European Innovation Council
Director for Open Innovation and Open Science, European Commission – Directorate General for Research and Innovation
"In recent years, the EU has made significant progress to reinforce its global position in basic science, including in fields that are critical for our future economy, such as Artificial Intelligence (AI), bioscience and novel materials. In particular the European Research Council (ERC) has established itself as a beacon attracting excellent scientists from across the EU and internationally. Europe has also caught up with the US and other regions in terms of the number of startups. The Investment Plan initiated by President Juncker has also substantially increased the availability of finance for innovative projects and SMEs, including through the recent launch of the Venture EU initiative initiated by Commissioner Moedas in its Open Innovation stand to create larger, trans-national venture capital funds of funds.
However, while Europe was the world leader in technology at the start of the 20th century, at the beginning of the 21st century, it is far from this position. Europe remains in a weak position in terms of transferring research excellence into innovation (e.g. the EU is a world leader in AI research, but far behind other regions on AI commercialisation), and for the scale up phase of innovative startups (e.g. the EU is home to only a handful of €1 billion startups (“unicorns”)) relative to the US and Asia (to be noted also for example that none of the 20 global internet companies by market valuation are from the EU (11 from the US (including the top 5), 9 from China)).
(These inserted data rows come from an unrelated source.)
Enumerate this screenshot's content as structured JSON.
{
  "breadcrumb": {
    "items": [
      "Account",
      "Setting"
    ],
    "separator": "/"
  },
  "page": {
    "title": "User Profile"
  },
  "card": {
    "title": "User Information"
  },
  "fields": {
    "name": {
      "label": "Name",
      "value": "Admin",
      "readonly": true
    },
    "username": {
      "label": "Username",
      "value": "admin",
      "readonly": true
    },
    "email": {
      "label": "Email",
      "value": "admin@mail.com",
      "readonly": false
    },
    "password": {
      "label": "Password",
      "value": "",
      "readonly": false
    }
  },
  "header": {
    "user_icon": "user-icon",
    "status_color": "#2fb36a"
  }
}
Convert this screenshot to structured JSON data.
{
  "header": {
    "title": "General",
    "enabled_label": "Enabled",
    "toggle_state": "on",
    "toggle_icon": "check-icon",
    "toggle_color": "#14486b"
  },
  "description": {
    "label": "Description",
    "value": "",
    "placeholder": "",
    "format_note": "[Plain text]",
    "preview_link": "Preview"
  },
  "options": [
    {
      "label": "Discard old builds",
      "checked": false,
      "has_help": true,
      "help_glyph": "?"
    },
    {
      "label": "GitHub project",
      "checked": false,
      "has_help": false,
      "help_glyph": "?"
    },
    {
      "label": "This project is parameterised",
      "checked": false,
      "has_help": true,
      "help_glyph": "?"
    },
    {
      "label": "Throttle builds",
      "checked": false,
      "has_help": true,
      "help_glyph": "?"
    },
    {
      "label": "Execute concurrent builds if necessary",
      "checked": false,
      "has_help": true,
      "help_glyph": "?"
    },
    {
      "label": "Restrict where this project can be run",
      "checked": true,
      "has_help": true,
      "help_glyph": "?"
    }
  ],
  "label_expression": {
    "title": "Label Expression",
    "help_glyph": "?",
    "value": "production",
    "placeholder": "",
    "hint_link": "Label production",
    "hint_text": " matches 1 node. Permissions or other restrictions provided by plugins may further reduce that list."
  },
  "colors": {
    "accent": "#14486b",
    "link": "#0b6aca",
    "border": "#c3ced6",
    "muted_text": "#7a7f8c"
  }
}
Over the coming decade, large parts of the economy and more globally of the society itself will be reinvented due to the emergence of technologies, such as AI, quantum, robotics, etc. A deep-tech (heavily relying on science and engineering) revolution is coming. Europe has the talent, motivation and resources to lead the world in the next generation of breakthrough / market creating and disruptive innovations. But smart public policy and relevant funding means are urgently needed to maximise the opportunities and tackle the existing barriers (fragmented VC market; risk aversion for disruptive science and innovation; market scale).
Here is the purpose and the vision of the European Innovation Council (EIC) initiated and shaped by Commissioner Carlos Moedas and supported by the European Council in its conclusions of June 28, 2018. The EIC, which is proposed to be at the heart of the Innovation pillar of the forthcoming Horizon Europe – the EU Framework for Research and Innovation (2021-2027), will therefore focus on detecting, nurturing, supporting and scaling-up breakthrough market-creating and disruptive innovation, from the idea (“Pathfinder” scheme) down to market deployment and scale-up (“Accelerator” scheme).
While the Pathfinder will provide grants to high-risk cutting-edge projects implemented by consortia exploring new territories aiming at developing radical and innovative technologies, the Accelerator will provide single start-ups or SMEs carrying out disruptive innovation, which are still too risky to attract private investments with the necessary means to scale up through a mix a grant and finance (notably equity support) with the ultimate objective to incentivise and attract subsequently private investments.
Building on the visionary recommendations of a High-Level Group of Innovators chaired by Hermann Hauser (F.A.S.T.), the EIC will be the unique place where inventors meet innovators, and investors. It will operate on an innovator-centric basis: whilst specific objectives may be identified and implemented via top-down calls (“challenges”), a continuously open bottom-up competitive call will allow any innovation in any area or field to be proposed.
Its two main instruments (Pathfinder and Accelerator) will be interconnected, as to provide a seamless support to innovators along the whole chain, but also connected to the other Pillars of Horizon Europe and, subject to a pilot phase, also to national / regional programmes for advanced research. Last but not least, EIC projects will benefit from the steer of Programme Managers who will bring them additional added value through their visionary thinking, leadership, sense of financial/budgetary responsibility, technical expertise and communication skills.
The EIC is not for tomorrow. It is in fact already starting because time is running and we cannot wait to act. After a first pilot launched at the end of 2017 using various instruments under Horizon 2020, an Enhanced EIC Pilot will be launched in 2019 at the request of the European Council: with more than €1 billion budget over the last 2 years of Horizon 2020 (2019-2020), pilots of both the EIC Pathfinder and Accelerator will be tested paving the ground to an even more ambitious programme of €10 billion under Horizon Europe.
With the EIC, an important and promising step change in the impact of European support to innovators is raising! Europe is acting F.A.S.T.! Europe is back!"